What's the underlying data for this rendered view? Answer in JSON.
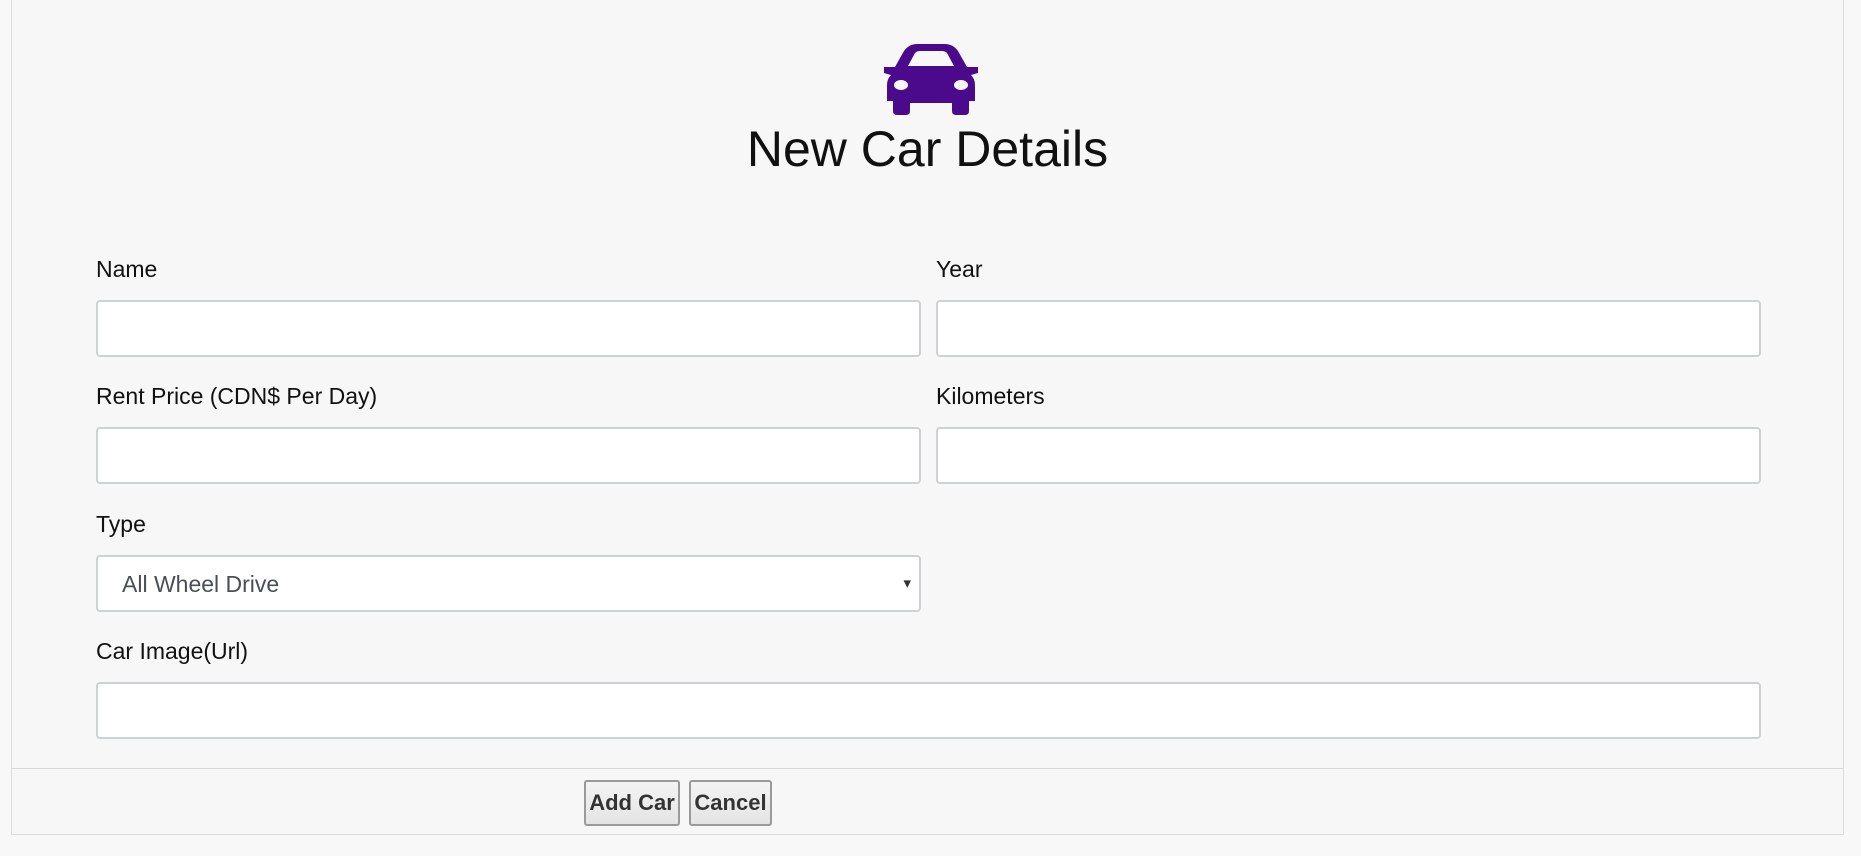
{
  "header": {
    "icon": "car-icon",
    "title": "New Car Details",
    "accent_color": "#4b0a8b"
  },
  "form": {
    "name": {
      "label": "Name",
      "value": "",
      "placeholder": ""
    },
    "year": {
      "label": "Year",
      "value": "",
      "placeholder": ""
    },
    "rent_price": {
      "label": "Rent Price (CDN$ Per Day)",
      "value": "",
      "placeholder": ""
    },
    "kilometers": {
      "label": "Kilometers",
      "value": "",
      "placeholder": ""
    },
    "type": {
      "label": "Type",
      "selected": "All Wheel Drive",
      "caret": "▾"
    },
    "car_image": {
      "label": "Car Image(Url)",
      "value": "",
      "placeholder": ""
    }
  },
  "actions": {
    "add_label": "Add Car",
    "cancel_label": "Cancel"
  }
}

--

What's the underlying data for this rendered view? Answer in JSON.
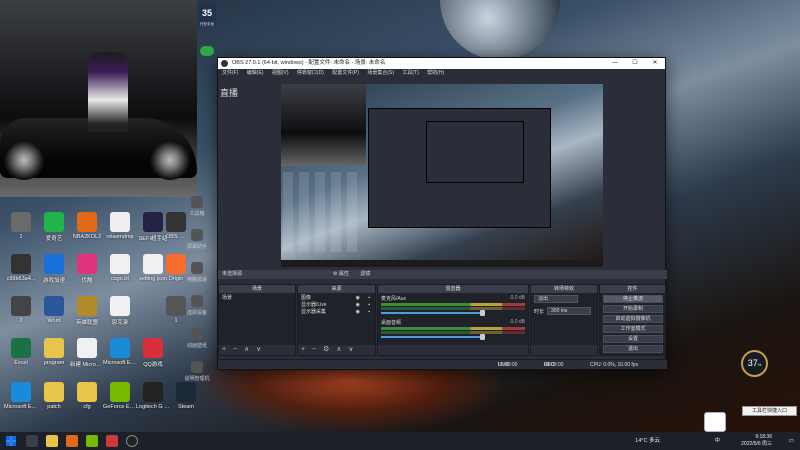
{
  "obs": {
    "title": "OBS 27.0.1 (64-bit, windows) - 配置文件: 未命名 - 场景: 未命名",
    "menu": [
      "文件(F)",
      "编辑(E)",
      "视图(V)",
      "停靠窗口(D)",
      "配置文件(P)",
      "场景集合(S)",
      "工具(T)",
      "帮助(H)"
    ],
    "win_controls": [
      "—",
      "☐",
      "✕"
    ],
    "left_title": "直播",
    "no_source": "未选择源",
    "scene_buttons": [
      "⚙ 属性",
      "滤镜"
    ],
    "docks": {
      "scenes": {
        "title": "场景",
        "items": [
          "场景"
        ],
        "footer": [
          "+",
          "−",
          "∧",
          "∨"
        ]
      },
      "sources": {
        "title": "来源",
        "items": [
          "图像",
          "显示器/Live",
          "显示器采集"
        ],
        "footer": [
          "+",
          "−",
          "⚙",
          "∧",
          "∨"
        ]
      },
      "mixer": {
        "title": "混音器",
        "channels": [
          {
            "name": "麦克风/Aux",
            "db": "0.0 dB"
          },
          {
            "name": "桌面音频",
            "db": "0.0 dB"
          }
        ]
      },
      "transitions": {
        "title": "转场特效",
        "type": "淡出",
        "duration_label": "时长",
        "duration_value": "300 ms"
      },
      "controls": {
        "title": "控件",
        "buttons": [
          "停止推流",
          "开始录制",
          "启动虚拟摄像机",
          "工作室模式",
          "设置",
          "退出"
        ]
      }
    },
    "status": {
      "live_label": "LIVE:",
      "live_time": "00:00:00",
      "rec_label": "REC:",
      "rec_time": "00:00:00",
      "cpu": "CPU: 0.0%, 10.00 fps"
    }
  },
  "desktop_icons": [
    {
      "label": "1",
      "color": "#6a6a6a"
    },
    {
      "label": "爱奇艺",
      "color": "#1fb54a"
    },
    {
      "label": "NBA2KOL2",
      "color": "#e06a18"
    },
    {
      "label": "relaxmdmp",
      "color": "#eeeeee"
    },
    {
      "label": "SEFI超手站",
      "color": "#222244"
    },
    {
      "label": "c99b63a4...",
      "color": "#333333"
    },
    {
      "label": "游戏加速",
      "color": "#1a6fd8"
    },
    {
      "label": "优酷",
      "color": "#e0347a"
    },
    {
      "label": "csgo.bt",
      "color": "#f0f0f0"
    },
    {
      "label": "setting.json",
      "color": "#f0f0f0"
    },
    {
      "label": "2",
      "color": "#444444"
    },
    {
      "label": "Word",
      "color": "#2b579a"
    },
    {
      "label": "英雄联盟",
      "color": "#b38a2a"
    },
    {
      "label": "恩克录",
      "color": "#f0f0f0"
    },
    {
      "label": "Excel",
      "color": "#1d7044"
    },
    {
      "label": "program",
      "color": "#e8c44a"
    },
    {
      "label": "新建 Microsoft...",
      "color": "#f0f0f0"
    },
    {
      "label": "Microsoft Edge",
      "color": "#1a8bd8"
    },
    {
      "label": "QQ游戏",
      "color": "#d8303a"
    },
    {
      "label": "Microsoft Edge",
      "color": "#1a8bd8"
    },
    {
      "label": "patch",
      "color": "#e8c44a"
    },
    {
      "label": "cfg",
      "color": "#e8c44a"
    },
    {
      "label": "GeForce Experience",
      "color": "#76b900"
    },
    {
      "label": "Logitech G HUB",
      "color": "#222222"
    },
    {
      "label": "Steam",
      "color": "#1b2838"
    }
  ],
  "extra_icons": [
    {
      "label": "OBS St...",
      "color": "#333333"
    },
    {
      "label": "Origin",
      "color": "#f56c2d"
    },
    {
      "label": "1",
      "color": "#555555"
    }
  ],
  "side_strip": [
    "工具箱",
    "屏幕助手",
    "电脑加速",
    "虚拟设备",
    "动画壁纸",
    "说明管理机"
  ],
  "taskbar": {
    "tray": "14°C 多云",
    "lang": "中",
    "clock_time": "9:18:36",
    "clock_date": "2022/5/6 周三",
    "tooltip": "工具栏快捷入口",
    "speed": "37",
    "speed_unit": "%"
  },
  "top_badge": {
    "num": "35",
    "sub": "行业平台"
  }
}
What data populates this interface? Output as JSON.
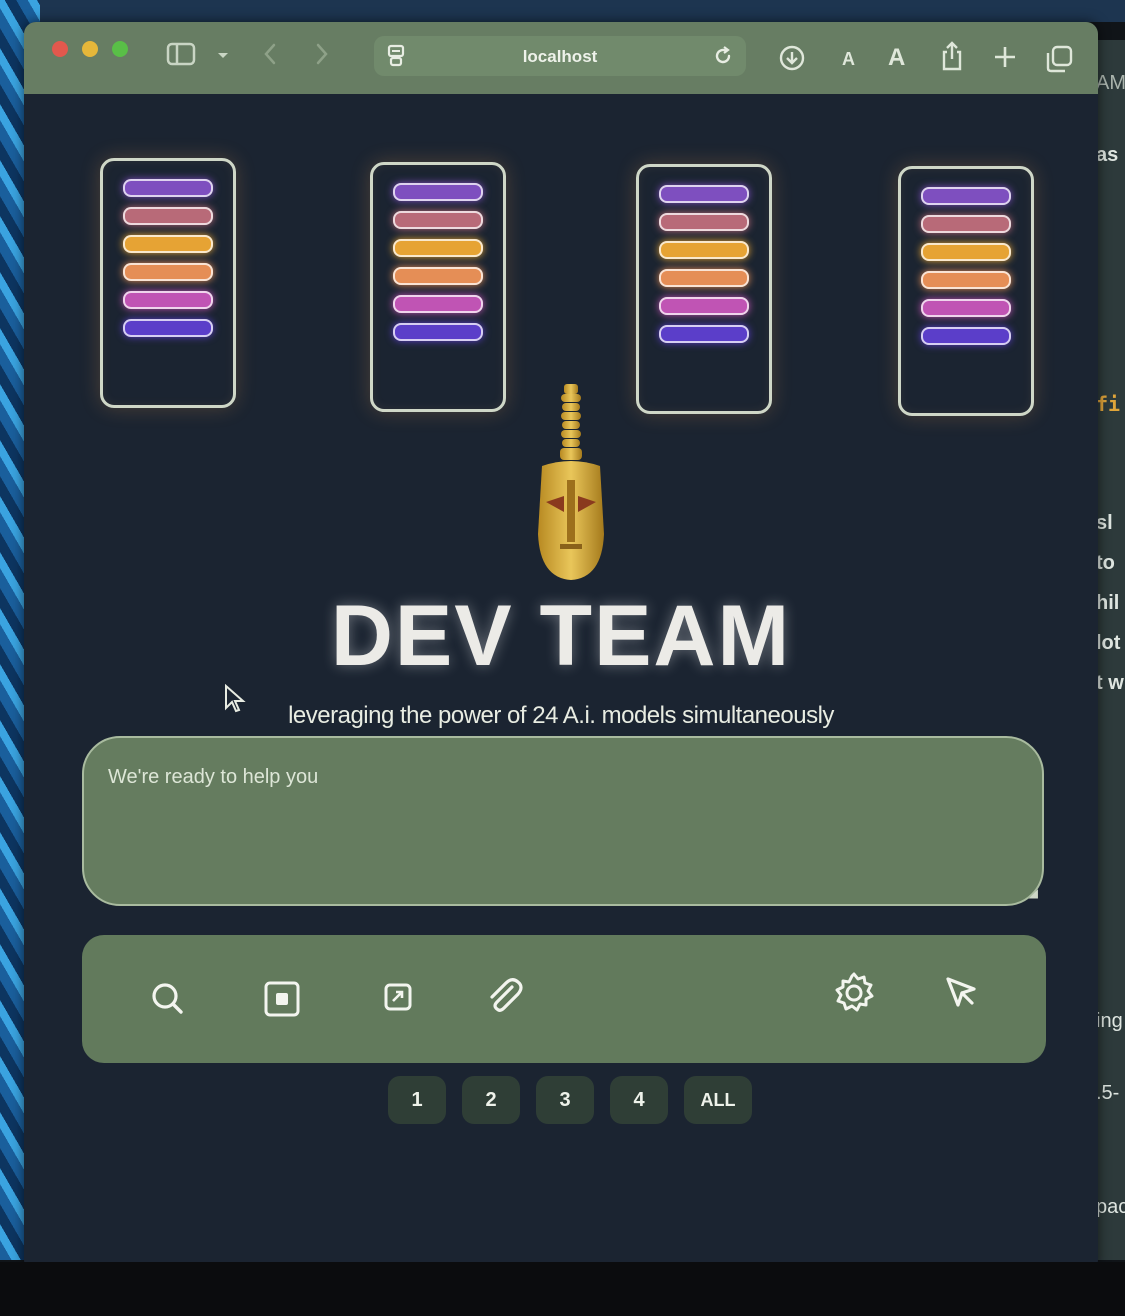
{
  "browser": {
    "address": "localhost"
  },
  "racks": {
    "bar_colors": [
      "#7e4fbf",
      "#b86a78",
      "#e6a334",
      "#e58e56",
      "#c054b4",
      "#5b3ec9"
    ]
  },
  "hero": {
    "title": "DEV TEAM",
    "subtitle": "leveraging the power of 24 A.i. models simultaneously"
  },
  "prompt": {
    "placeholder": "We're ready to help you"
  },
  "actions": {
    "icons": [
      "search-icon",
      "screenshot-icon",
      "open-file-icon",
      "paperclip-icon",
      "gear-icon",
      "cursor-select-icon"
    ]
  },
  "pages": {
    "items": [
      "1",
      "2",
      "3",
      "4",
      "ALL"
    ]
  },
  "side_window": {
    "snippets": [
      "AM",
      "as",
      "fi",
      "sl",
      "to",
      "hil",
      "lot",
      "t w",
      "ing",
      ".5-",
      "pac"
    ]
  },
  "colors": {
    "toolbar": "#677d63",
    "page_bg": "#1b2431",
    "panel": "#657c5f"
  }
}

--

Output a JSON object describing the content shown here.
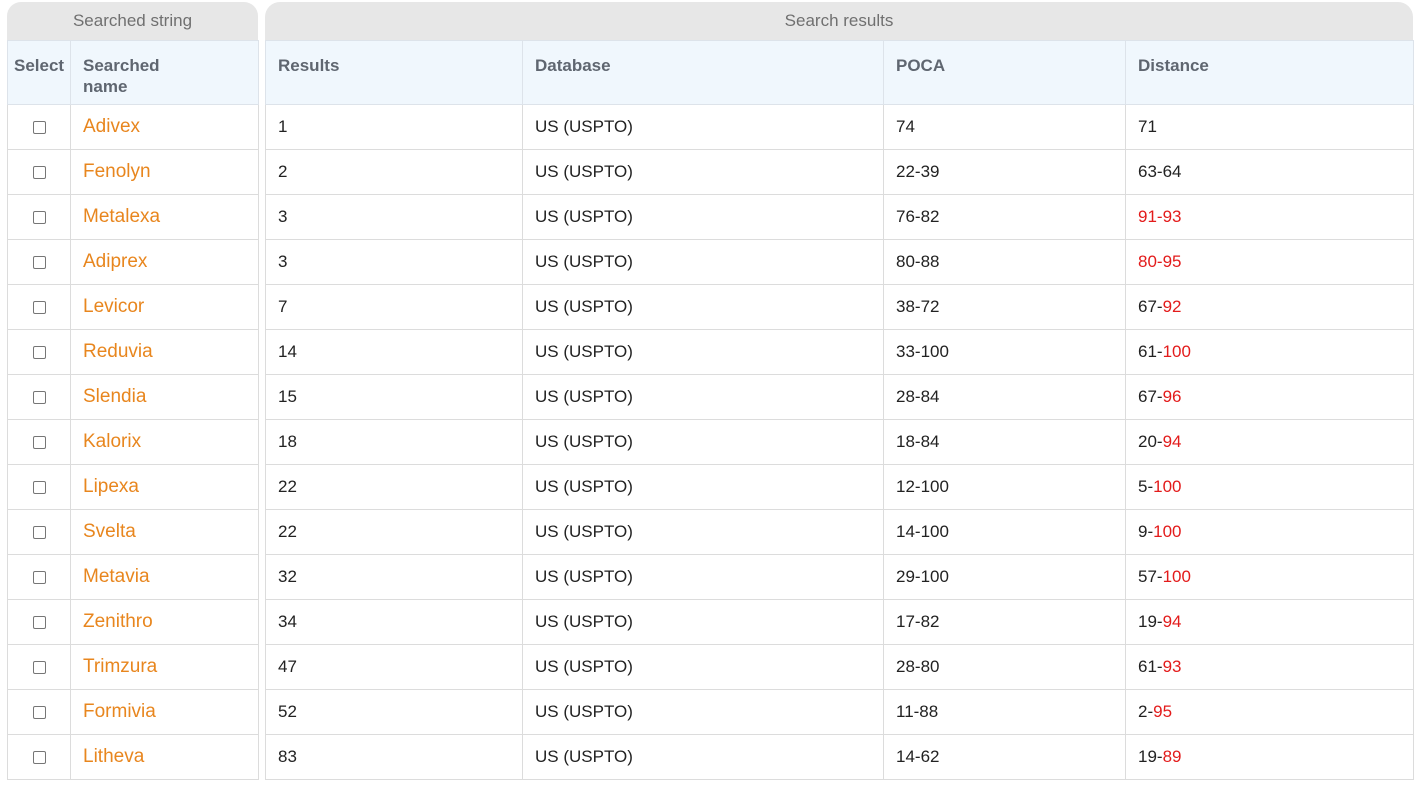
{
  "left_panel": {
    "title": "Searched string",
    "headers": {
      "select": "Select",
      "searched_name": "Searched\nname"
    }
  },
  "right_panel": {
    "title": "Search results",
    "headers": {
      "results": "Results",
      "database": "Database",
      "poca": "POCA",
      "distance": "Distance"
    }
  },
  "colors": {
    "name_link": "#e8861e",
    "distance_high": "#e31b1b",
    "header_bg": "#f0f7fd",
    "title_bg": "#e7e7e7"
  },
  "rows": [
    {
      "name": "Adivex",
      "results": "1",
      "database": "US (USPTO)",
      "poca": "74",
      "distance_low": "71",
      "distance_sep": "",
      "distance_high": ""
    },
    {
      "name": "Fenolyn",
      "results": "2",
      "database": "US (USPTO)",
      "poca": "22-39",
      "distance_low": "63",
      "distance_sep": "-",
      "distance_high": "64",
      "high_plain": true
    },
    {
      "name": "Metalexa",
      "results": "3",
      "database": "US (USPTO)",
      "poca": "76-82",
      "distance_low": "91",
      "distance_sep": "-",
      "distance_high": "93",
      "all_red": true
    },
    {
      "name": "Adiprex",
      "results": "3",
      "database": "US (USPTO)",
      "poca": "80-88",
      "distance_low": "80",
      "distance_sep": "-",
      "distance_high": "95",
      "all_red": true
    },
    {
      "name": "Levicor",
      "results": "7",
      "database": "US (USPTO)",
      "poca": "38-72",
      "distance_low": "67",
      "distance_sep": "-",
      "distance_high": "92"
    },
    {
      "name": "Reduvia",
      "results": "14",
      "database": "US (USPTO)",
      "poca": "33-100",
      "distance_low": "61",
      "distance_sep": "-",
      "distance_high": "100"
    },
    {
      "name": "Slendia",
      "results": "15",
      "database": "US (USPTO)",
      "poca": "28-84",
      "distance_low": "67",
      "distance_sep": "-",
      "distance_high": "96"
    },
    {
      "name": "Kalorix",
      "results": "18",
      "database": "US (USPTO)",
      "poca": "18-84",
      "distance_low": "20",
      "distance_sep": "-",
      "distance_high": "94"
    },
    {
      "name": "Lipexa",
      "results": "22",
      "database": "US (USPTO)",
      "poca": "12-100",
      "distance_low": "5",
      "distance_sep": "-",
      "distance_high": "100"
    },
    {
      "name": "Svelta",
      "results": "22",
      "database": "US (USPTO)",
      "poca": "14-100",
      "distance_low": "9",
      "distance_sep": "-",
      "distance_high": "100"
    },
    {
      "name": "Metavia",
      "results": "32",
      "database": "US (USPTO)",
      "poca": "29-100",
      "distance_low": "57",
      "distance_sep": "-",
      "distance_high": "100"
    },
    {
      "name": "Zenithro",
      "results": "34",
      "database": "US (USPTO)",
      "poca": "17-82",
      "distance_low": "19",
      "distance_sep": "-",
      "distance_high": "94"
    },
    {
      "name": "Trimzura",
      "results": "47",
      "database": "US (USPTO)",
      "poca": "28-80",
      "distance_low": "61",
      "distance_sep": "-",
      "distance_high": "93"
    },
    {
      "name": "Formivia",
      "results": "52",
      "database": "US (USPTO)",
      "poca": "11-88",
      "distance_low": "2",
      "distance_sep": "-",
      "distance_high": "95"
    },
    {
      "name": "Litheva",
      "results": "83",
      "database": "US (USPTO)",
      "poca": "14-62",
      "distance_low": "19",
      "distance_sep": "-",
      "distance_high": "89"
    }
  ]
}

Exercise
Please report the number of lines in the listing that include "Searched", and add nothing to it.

Result for this exercise
2